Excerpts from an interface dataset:
______

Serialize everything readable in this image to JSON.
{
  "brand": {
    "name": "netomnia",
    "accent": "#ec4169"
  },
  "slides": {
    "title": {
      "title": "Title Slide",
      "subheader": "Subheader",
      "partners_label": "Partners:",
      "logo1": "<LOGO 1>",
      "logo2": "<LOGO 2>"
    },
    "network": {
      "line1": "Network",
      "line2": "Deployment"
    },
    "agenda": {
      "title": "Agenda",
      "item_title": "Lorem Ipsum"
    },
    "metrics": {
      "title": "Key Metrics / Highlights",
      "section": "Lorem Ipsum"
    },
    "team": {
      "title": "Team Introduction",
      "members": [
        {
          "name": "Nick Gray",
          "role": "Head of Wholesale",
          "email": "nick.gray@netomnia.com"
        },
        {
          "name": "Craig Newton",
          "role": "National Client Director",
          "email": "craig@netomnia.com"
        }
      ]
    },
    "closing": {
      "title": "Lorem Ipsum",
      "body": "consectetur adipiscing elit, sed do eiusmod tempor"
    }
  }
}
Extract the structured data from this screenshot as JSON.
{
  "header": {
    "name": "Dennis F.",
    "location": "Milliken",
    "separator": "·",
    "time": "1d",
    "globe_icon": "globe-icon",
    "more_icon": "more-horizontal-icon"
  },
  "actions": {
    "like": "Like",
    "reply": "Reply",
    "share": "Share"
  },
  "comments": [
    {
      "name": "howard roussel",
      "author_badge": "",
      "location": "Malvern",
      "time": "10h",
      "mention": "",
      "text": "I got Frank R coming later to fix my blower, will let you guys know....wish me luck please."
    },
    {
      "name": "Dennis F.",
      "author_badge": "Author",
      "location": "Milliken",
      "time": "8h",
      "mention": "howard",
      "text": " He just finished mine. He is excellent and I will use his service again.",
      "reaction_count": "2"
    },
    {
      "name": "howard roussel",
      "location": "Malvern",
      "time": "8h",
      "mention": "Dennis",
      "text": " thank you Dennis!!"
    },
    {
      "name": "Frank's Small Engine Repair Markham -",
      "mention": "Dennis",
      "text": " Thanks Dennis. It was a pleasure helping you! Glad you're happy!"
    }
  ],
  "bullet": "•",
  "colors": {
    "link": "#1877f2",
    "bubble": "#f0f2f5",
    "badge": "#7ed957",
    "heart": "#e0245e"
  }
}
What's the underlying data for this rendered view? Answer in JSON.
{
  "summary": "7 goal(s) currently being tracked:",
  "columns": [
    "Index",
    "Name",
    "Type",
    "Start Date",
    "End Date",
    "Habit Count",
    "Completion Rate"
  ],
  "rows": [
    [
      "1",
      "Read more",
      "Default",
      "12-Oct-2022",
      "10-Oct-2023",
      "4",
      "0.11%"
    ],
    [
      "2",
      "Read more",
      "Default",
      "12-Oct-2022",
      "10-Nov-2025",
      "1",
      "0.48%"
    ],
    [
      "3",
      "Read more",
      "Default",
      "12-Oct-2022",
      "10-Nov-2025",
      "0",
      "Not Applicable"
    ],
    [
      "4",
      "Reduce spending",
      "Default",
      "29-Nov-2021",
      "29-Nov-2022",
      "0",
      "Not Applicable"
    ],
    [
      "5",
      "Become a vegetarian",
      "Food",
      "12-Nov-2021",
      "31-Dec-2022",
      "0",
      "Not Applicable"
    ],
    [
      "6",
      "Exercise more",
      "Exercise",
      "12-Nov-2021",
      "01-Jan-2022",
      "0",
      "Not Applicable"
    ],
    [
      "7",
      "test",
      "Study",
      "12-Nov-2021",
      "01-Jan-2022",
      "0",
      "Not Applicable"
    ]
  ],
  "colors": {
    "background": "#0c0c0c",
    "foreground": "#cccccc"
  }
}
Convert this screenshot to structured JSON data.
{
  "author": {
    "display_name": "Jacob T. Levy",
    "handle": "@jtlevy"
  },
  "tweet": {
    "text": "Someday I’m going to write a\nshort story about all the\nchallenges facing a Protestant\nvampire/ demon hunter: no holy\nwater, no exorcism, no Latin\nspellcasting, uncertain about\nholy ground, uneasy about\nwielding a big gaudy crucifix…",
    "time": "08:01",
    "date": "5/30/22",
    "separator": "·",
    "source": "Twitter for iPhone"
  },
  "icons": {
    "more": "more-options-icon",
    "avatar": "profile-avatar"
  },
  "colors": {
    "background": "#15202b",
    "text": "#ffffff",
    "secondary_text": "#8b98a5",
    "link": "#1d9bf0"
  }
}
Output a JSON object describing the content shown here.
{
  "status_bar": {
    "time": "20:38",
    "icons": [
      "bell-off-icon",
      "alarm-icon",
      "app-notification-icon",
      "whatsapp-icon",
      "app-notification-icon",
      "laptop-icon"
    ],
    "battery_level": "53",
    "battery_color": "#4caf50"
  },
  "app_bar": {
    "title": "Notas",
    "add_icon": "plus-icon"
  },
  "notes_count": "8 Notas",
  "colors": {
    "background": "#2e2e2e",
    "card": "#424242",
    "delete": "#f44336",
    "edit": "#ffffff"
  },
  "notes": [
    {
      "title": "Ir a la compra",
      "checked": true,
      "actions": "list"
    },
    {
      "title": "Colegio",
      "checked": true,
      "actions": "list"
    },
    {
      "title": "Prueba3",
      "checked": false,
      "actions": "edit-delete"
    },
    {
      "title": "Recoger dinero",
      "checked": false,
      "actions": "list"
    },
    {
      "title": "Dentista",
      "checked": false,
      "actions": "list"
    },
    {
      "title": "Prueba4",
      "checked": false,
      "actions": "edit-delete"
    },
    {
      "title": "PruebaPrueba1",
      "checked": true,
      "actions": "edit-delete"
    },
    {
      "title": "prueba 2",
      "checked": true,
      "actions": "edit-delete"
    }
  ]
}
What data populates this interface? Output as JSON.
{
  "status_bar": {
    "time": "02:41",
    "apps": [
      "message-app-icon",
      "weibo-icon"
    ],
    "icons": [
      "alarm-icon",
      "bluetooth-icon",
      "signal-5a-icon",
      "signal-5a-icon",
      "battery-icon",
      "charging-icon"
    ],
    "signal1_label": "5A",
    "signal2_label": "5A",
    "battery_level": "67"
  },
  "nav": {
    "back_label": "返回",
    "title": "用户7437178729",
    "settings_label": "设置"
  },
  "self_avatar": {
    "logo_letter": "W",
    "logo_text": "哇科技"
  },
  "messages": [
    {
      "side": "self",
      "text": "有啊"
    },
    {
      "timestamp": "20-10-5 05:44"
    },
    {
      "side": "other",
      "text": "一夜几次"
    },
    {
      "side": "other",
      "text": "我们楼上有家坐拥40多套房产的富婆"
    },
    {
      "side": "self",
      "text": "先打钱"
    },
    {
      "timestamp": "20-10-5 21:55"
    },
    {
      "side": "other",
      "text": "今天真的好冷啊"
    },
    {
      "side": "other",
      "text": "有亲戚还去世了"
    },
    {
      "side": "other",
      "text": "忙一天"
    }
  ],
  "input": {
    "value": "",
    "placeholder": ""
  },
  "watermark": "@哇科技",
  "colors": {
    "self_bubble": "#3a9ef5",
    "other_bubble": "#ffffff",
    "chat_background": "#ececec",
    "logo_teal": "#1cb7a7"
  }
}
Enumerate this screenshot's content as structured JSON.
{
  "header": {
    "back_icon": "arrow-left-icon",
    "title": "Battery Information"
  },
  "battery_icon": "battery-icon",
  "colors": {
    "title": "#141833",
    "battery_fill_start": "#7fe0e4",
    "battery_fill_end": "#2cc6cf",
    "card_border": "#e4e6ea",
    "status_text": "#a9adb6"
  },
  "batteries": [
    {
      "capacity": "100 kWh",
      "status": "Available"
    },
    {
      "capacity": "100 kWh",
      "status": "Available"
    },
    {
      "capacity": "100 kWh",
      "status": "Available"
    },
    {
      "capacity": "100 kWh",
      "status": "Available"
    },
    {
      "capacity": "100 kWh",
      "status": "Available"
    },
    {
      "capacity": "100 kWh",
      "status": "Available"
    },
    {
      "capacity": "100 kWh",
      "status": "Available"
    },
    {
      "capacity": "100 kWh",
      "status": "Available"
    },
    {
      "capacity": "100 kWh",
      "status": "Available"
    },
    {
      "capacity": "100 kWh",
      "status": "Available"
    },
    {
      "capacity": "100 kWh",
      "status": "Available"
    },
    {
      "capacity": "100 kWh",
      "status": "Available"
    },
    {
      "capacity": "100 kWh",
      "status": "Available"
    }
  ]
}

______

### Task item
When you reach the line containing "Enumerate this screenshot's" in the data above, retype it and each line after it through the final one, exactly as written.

### Answer space
Enumerate this screenshot's content as structured JSON.
{
  "header": {
    "back_icon": "arrow-left-icon",
    "title": "Battery Information"
  },
  "battery_icon": "battery-icon",
  "colors": {
    "title": "#141833",
    "battery_fill_start": "#7fe0e4",
    "battery_fill_end": "#2cc6cf",
    "card_border": "#e4e6ea",
    "status_text": "#a9adb6"
  },
  "batteries": [
    {
      "capacity": "100 kWh",
      "status": "Available"
    },
    {
      "capacity": "100 kWh",
      "status": "Available"
    },
    {
      "capacity": "100 kWh",
      "status": "Available"
    },
    {
      "capacity": "100 kWh",
      "status": "Available"
    },
    {
      "capacity": "100 kWh",
      "status": "Available"
    },
    {
      "capacity": "100 kWh",
      "status": "Available"
    },
    {
      "capacity": "100 kWh",
      "status": "Available"
    },
    {
      "capacity": "100 kWh",
      "status": "Available"
    },
    {
      "capacity": "100 kWh",
      "status": "Available"
    },
    {
      "capacity": "100 kWh",
      "status": "Available"
    },
    {
      "capacity": "100 kWh",
      "status": "Available"
    },
    {
      "capacity": "100 kWh",
      "status": "Available"
    },
    {
      "capacity": "100 kWh",
      "status": "Available"
    }
  ]
}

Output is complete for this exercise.